Part of a more than $1 billion investment allocated by the governor for economic resilience and support for small businesses and impacted industries, the Diverse Business Assistance and the Diverse Business Investment Grant Programs were first announced in October 2021 to support an equitable economic recovery in Wisconsin and help businesses that have been both severely distressed by the economic effects of the coronavirus pandemic and have historically had difficulty accessing the credit and capital necessary to recover. Both programs are administered by DOA and funded through the American Rescue Plan Act (ARPA).

“Local chambers, nonprofit organizations, CDFIs, and other organizations selected for these grants work closely with local businesses and are uniquely positioned to provide technical assistance and expertise to help diverse businesses succeed,” said Wisconsin Department of Administration (DOA) Secretary-designee Kathy Blumenfeld. “We’re proud to support these efforts and ensure that many more of our communities can experience a strong recovery.”

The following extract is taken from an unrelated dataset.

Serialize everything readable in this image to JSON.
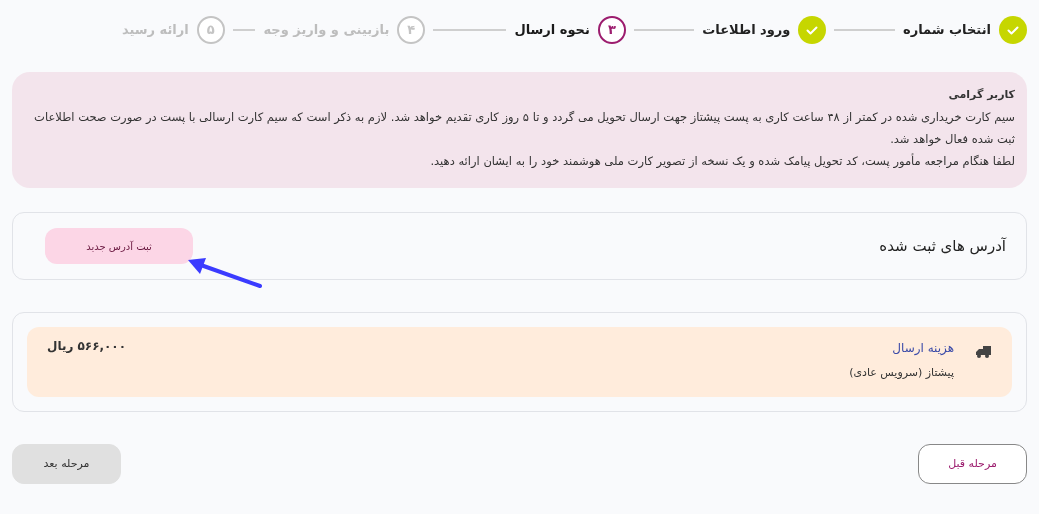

The Milwaukee Independent began reporting on what was then referred to as the mysterious “Wuhan Virus” in January 2020. Other local media did not picked-up on the story until many weeks later. Our early features focused on the economic impact, social issues, and health concerns long before other Milwaukee news organizations even mentioned the coronavirus. Over the following year, we have published hundreds of articles about the pandemic and how it has affected the lives of Milwaukee residents. This extensive body of work can be found on our COVID-19 Special Report page, a chronological index of links by month. Our editorial voice remains dedicated to informing the public about this health crisis for as long as it persists.
For medical resources, please visit the CDC’s COVID-19 page or the Wisconsin Department of Health Services. All editorial content published by Milwaukee Independent can be found at mkeind.com/COVID19. With a mission of transformative journalism, our staff is free from commercial bias and are not influenced by corporate interests, political affiliations, or a public preferences that rewards clicks with revenue. As an influential publication that provides Milwaukee with quality journalism, our award-winning photojournalism and features have helped to achieve a range of positive social impact that enriches our community. Please join our effort by entrusting us with your contribution. Your Support Matters - Donate Now

About The Author

Correspondent

Complementary news content that staff of the Milwaukee Independent have gathered from subsidiary communications sources, such as press releases or public statements, and edited for publishing.